"""

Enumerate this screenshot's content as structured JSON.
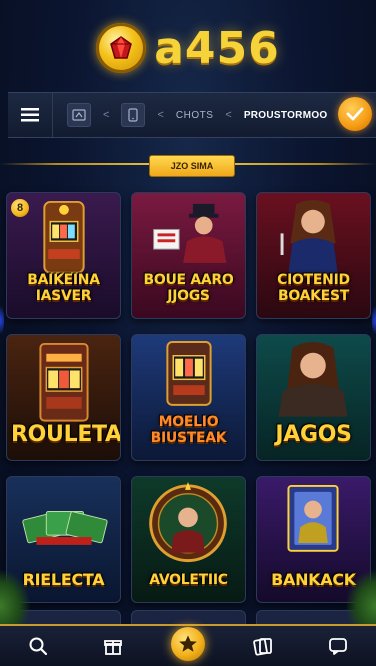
{
  "brand": {
    "logo_text": "a456",
    "logo_icon": "gem-coin-icon"
  },
  "navbar": {
    "menu_icon": "hamburger-menu-icon",
    "items": [
      {
        "icon": "slot-machine-icon",
        "label": ""
      },
      {
        "icon": "phone-icon",
        "label": ""
      },
      {
        "icon": "",
        "label": "CHOTS"
      },
      {
        "icon": "",
        "label": "PROUSTORMOO"
      }
    ],
    "separator": "<",
    "confirm_icon": "check-icon"
  },
  "section": {
    "label": "JZO SIMA"
  },
  "games": [
    {
      "title": "BAIKEINA\nIASVER",
      "badge": "8",
      "theme": "slot-machine-purple"
    },
    {
      "title": "BOUE AARO\nJJOGS",
      "badge": "",
      "theme": "dealer-crimson"
    },
    {
      "title": "CIOTENID\nBOAKEST",
      "badge": "",
      "theme": "woman-red"
    },
    {
      "title": "ROULETA",
      "badge": "",
      "theme": "slot-machine-orange"
    },
    {
      "title": "MOELIO\nBIUSTEAK",
      "badge": "",
      "theme": "slot-machine-blue"
    },
    {
      "title": "JAGOS",
      "badge": "",
      "theme": "woman-teal"
    },
    {
      "title": "RIELECTA",
      "badge": "",
      "theme": "cash-green"
    },
    {
      "title": "AVOLETIIC",
      "badge": "",
      "theme": "roulette-green"
    },
    {
      "title": "BANKACK",
      "badge": "",
      "theme": "cards-violet"
    }
  ],
  "bottom_nav": [
    {
      "icon": "search-icon",
      "label": ""
    },
    {
      "icon": "gift-icon",
      "label": ""
    },
    {
      "icon": "star-icon",
      "label": ""
    },
    {
      "icon": "cards-icon",
      "label": ""
    },
    {
      "icon": "chat-icon",
      "label": ""
    }
  ],
  "colors": {
    "accent_gold": "#f7d33a",
    "background": "#0b1530",
    "confirm_orange": "#f59a12"
  }
}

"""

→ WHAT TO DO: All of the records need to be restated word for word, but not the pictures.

→ WRITTEN REPLY:
Enumerate this screenshot's content as structured JSON.
{
  "brand": {
    "logo_text": "a456",
    "logo_icon": "gem-coin-icon"
  },
  "navbar": {
    "menu_icon": "hamburger-menu-icon",
    "items": [
      {
        "icon": "slot-machine-icon",
        "label": ""
      },
      {
        "icon": "phone-icon",
        "label": ""
      },
      {
        "icon": "",
        "label": "CHOTS"
      },
      {
        "icon": "",
        "label": "PROUSTORMOO"
      }
    ],
    "separator": "<",
    "confirm_icon": "check-icon"
  },
  "section": {
    "label": "JZO SIMA"
  },
  "games": [
    {
      "title": "BAIKEINA\nIASVER",
      "badge": "8",
      "theme": "slot-machine-purple"
    },
    {
      "title": "BOUE AARO\nJJOGS",
      "badge": "",
      "theme": "dealer-crimson"
    },
    {
      "title": "CIOTENID\nBOAKEST",
      "badge": "",
      "theme": "woman-red"
    },
    {
      "title": "ROULETA",
      "badge": "",
      "theme": "slot-machine-orange"
    },
    {
      "title": "MOELIO\nBIUSTEAK",
      "badge": "",
      "theme": "slot-machine-blue"
    },
    {
      "title": "JAGOS",
      "badge": "",
      "theme": "woman-teal"
    },
    {
      "title": "RIELECTA",
      "badge": "",
      "theme": "cash-green"
    },
    {
      "title": "AVOLETIIC",
      "badge": "",
      "theme": "roulette-green"
    },
    {
      "title": "BANKACK",
      "badge": "",
      "theme": "cards-violet"
    }
  ],
  "bottom_nav": [
    {
      "icon": "search-icon",
      "label": ""
    },
    {
      "icon": "gift-icon",
      "label": ""
    },
    {
      "icon": "star-icon",
      "label": ""
    },
    {
      "icon": "cards-icon",
      "label": ""
    },
    {
      "icon": "chat-icon",
      "label": ""
    }
  ],
  "colors": {
    "accent_gold": "#f7d33a",
    "background": "#0b1530",
    "confirm_orange": "#f59a12"
  }
}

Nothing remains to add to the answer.